Flyering line ups is still the best way to get folks out to see your show. It is still the best way to show them who you are and what your show is about by giving them a glimpse of character. But when you are giving out flyers, don’t force them on people who don’t want them. People who don’t want your flyer will throw it on the ground the second you step away, leaving a huge mess for the festival to clean up. Instead, use your flyering opportunities to get a quality conversation with a few people so the flyer means something. Or come up with something cooler than flyers that won’t end up on the ground.
8. I Don’t Need to see Your Bodily Fluids
Vomit. Urine. Spit. I don’t need to see any of it. Go ahead and get drunk at the Fringe bar (I’m sure I’ll see you there and we can raise a glass together), but urinating on the door frame of the business next to the bar doesn’t help anyone. Keep it in your pants, find a bathroom, and don’t leave me with a mess to clean up at the end of the night or the end of the festival.
9. See Everything You can
Do you want lots of people to see your show? Of course you do. Want to know a secret for how to get people to your show? Go see everyone else’s shows. Make friends with the other artists. Promote their shows in your curtain call. You’ll soon discover that they will do you the same favour.
10. Don’t Be a Douche
Within the first couple of days of the festival, I know who all the douchey artists are: word gets around quickly. I get asked which shows are worth seeing approximately 150 times a day, and I never recommend a show where the artists are douchey, no matter how good their reviews are. Be a human being and we’ll go from there.
I feel like so much of this boils down to “be a human being” but experience tells me that in the heat of the moment, with your artistic pride on the line, it can be easy to overlook everyone outside the bubble of your own show and in doing so overlook your biggest potential cheerleaders.
You want cheerleaders.
Latest posts by Lois Dawson (see all)

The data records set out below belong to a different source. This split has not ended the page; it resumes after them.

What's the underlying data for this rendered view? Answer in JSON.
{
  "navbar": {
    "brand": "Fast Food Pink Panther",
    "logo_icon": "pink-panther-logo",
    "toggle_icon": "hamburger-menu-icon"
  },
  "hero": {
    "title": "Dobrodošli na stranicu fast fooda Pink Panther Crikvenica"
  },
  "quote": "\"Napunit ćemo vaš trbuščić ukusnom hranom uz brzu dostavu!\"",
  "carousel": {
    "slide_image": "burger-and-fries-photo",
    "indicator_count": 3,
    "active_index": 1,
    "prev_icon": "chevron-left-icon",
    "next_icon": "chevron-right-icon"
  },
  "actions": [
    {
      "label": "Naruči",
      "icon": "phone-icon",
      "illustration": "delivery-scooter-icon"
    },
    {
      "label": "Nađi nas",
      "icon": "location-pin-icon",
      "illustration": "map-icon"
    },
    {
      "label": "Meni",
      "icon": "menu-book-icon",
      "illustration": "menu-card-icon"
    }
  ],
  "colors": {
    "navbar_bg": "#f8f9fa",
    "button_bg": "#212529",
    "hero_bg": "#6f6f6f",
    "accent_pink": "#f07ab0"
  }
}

- Fringe: Don’t be a Douche (And Other Friendly Advice) - 30 August 2012
- Playwright Spotlight: Vancouver, Canada - 30 June 2012
- Bright Spots: Progress Lab 1422 (Vancouver) - 9 April 2012